E-cigarette usage may impair fertility and pregnancy outcomes, according to a mouse study published in the Journal of the Endocrine Society.
Researchers led by Kathleen Caron, PhD, of University of North Carolina at Chapel Hill, N.C., point out that while the dangers of cigarette smoke are well established, the England Public Health system has ruled e-cigarettes to be 95% safer than conventional cigarettes and subsequently, the public is encouraged to use e-cigarettes as an effective smoking cessation tool. “Contrastingly, the European Respiratory Society reported that the safety of extended use of e-cigarettes compared with conventional tobacco is unknown,” the authors write. “Thus, studies of the safety of e-cigarettes are needed, especially among pregnant women and future offspring.”
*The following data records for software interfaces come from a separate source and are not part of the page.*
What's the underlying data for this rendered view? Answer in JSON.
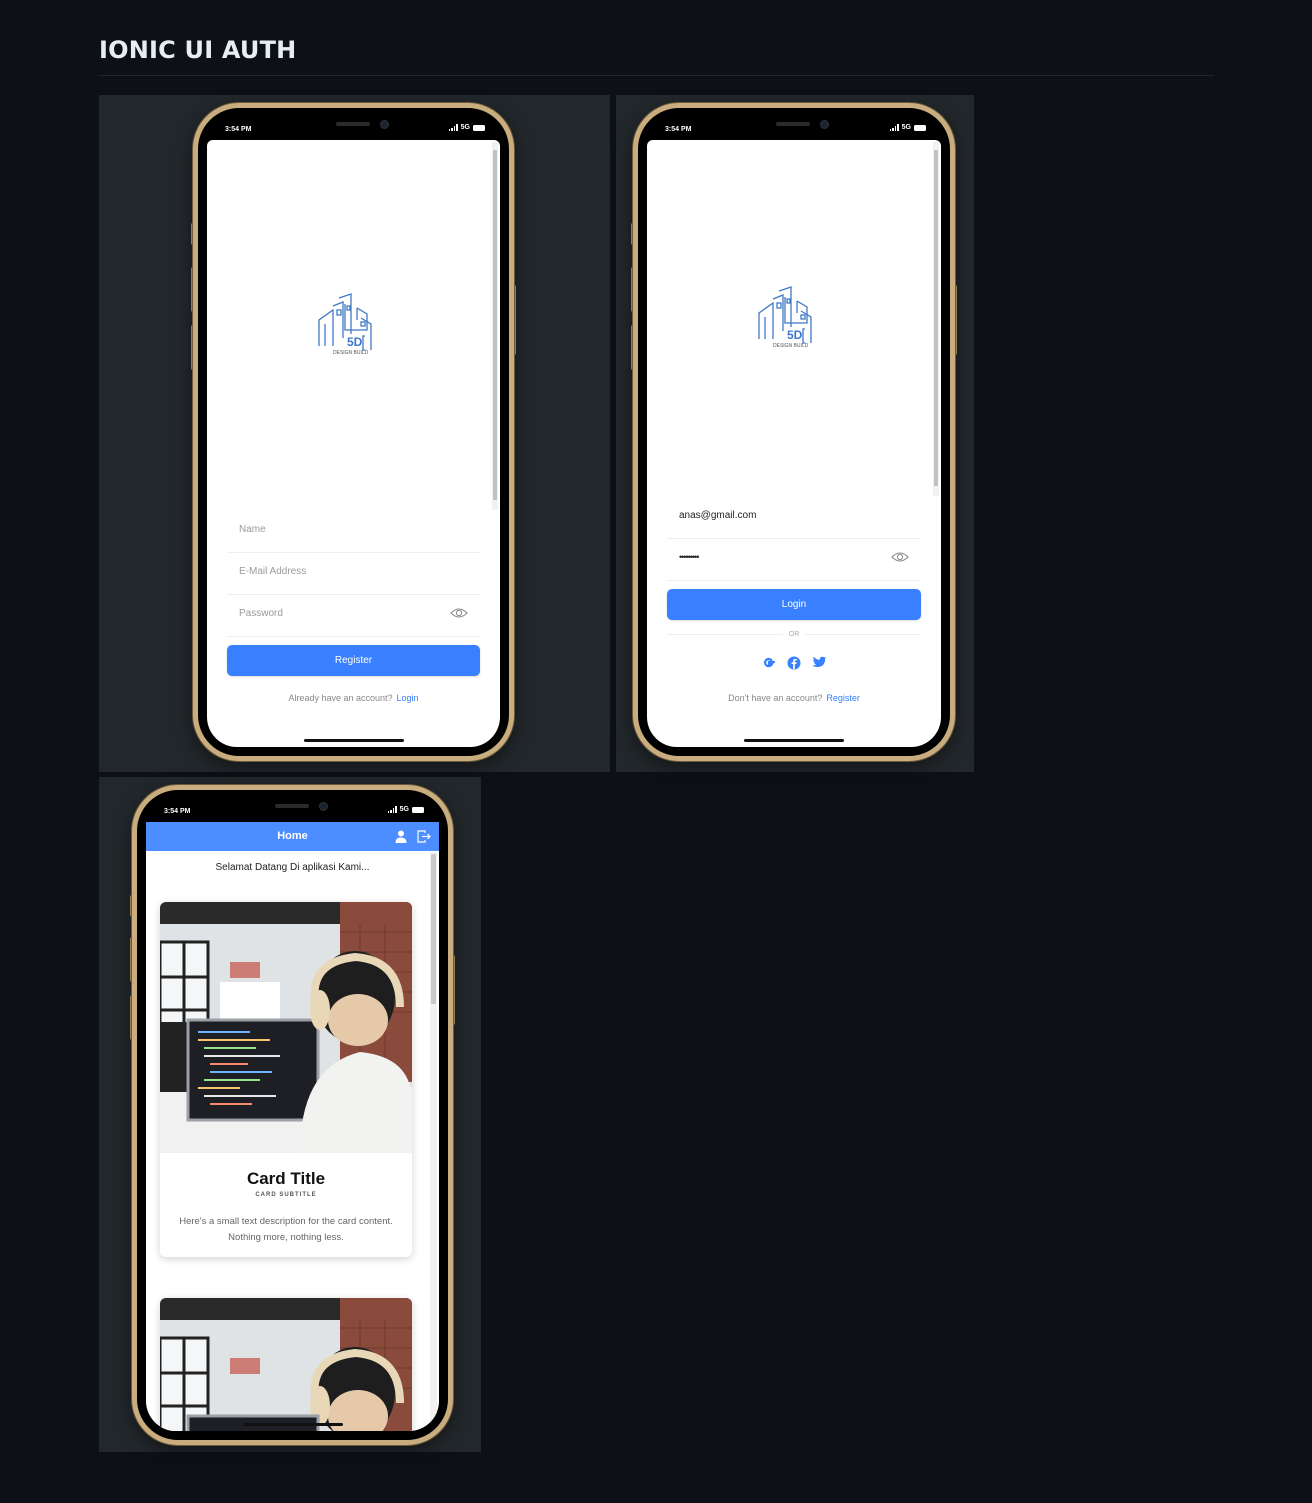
{
  "page": {
    "title": "IONIC UI AUTH"
  },
  "status_bar": {
    "time": "3:54 PM",
    "network": "5G"
  },
  "register_screen": {
    "name_placeholder": "Name",
    "email_placeholder": "E-Mail Address",
    "password_placeholder": "Password",
    "register_button": "Register",
    "footer_text": "Already have an account?",
    "footer_link": "Login"
  },
  "login_screen": {
    "email_value": "anas@gmail.com",
    "password_value": "•••••••••",
    "login_button": "Login",
    "or_text": "OR",
    "footer_text": "Don't have an account?",
    "footer_link": "Register"
  },
  "home_screen": {
    "header_title": "Home",
    "welcome_text": "Selamat Datang Di aplikasi Kami...",
    "cards": [
      {
        "title": "Card Title",
        "subtitle": "CARD SUBTITLE",
        "text": "Here's a small text description for the card content. Nothing more, nothing less."
      }
    ]
  },
  "logo": {
    "label": "5D",
    "caption": "DESIGN BUILD"
  },
  "colors": {
    "primary": "#3880ff",
    "header": "#4c8dff",
    "bezel": "#c9ad7e",
    "background": "#0d1117"
  }
}
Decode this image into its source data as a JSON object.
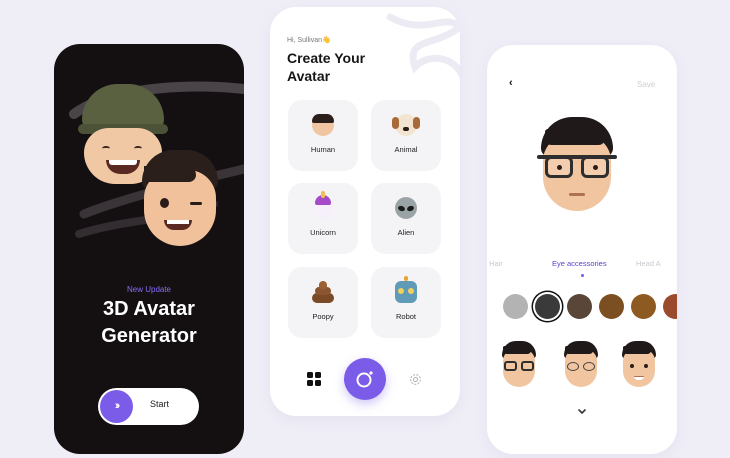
{
  "splash": {
    "tag": "New Update",
    "title_line1": "3D Avatar",
    "title_line2": "Generator",
    "start_label": "Start",
    "start_icon": "double-chevron-right-icon"
  },
  "create": {
    "greeting": "Hi, Sullivan👋",
    "title": "Create Your Avatar",
    "categories": [
      {
        "label": "Human",
        "icon": "human-face-icon"
      },
      {
        "label": "Animal",
        "icon": "dog-face-icon"
      },
      {
        "label": "Unicorn",
        "icon": "unicorn-face-icon"
      },
      {
        "label": "Alien",
        "icon": "alien-face-icon"
      },
      {
        "label": "Poopy",
        "icon": "poop-icon"
      },
      {
        "label": "Robot",
        "icon": "robot-face-icon"
      }
    ],
    "nav": [
      "grid-icon",
      "camera-icon",
      "settings-gear-icon"
    ]
  },
  "editor": {
    "back_icon": "chevron-left-icon",
    "save_label": "Save",
    "tabs": [
      "Facial Hair",
      "Eye accessories",
      "Head A"
    ],
    "active_tab": "Eye accessories",
    "swatches": [
      "#b3b3b3",
      "#3a3a3a",
      "#5a4638",
      "#7c4f22",
      "#8d5a22",
      "#9a4b2c"
    ],
    "selected_swatch": 1,
    "expand_icon": "chevron-down-icon"
  },
  "colors": {
    "accent": "#7b5ce8",
    "dark_bg": "#141012",
    "page_bg": "#efedf6"
  }
}
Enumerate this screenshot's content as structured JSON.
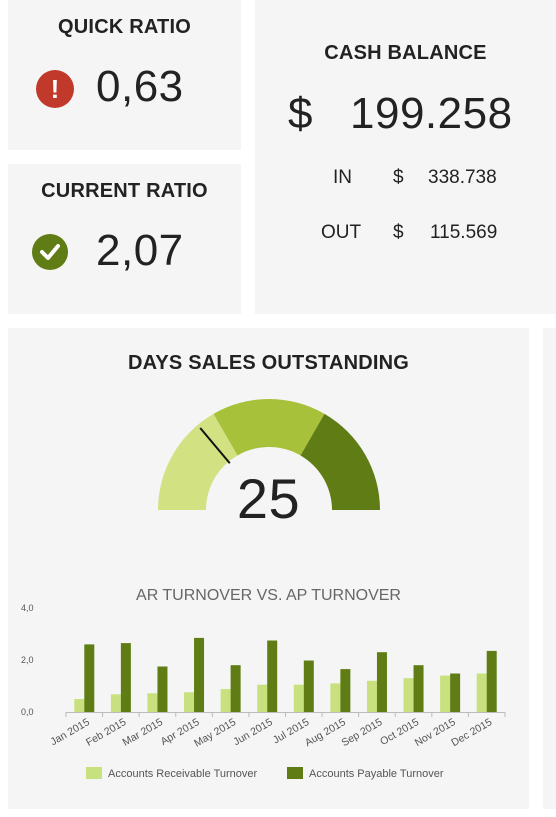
{
  "quick_ratio": {
    "title": "QUICK RATIO",
    "value": "0,63",
    "status": "warning",
    "icon": "exclamation-icon",
    "color": "#c0392b"
  },
  "current_ratio": {
    "title": "CURRENT RATIO",
    "value": "2,07",
    "status": "ok",
    "icon": "checkmark-icon",
    "color": "#5f7d14"
  },
  "cash_balance": {
    "title": "CASH BALANCE",
    "currency": "$",
    "value": "199.258",
    "in_label": "IN",
    "in_currency": "$",
    "in_value": "338.738",
    "out_label": "OUT",
    "out_currency": "$",
    "out_value": "115.569"
  },
  "dso": {
    "title": "DAYS SALES OUTSTANDING",
    "value": "25",
    "gauge": {
      "min": 0,
      "max": 90,
      "value": 25,
      "bands": [
        30,
        60,
        90
      ],
      "band_colors": [
        "#d2e283",
        "#a8c13a",
        "#5f7d14"
      ]
    }
  },
  "chart_data": {
    "type": "bar",
    "title": "AR TURNOVER VS. AP TURNOVER",
    "categories": [
      "Jan 2015",
      "Feb 2015",
      "Mar 2015",
      "Apr 2015",
      "May 2015",
      "Jun 2015",
      "Jul 2015",
      "Aug 2015",
      "Sep 2015",
      "Oct 2015",
      "Nov 2015",
      "Dec 2015"
    ],
    "series": [
      {
        "name": "Accounts Receivable Turnover",
        "color": "#c8e07d",
        "values": [
          0.5,
          0.68,
          0.72,
          0.76,
          0.88,
          1.05,
          1.05,
          1.1,
          1.2,
          1.3,
          1.4,
          1.48
        ]
      },
      {
        "name": "Accounts Payable Turnover",
        "color": "#5f7d14",
        "values": [
          2.6,
          2.65,
          1.75,
          2.85,
          1.8,
          2.75,
          1.98,
          1.65,
          2.3,
          1.8,
          1.48,
          2.35
        ]
      }
    ],
    "ylim": [
      0,
      4
    ],
    "yticks": [
      "0,0",
      "2,0",
      "4,0"
    ],
    "legend_position": "bottom"
  }
}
Caron and her team write that recent literature shows that e-cigarette exposure in utero causes changes in metabolic, inflammatory, neurologic, and pulmonary factors in exposed mouse offspring. “However, the reproductive fitness and fetal outcomes of dams exposed to e-cigarettes before and during pregnancy have yet to be determined,” the authors write. “Here, we directly examine the effects of e-cigarettes on pregnancy initiation and second-generation fetal reproductive health and find that e-cigarettes delay implantation and impair the health of future offspring.”
In this study, researchers used a mouse model to examine whether e-cigarette exposure impairs fertility and offspring health. After exposure to e-cigarette vapor, female mice showed decreased embryo implantation and a significant delay in the onset of pregnancy with the first litter. Female offspring exposed to e-cigarettes in utero also failed to gain as much weight as control mice by the 8.5 month mark.
The researchers write that e-cigarettes are being used more and more by reproductive-age and even pregnant women, so it is important to evaluate whether and how e-cigarettes contribute to pregnancy success and fetal health. They go on to write that further clinical investigations are needed to examine how e-cigarettes may affect pregnancy initiation in women. Based on the results of this study, the authors write that “e-cigarettes negatively influence implantation success and the future health of the in utero exposed fetus, resulting in abnormal pregnancy outcomes.”
“We found that e-cigarette usage prior to conception significantly delayed implantation of a fertilized embryo to the uterus, thus delaying and reducing fertility (in mice),” Caron says. “We also discovered that e-cigarette usage throughout pregnancy changed the long-term health and metabolism of female offspring—imparting lifelong, second-generation effects on the growing fetus. These findings are important because they change our views on the perceived safety of e-cigarettes as alternatives to traditional cigarettes before and during pregnancy.”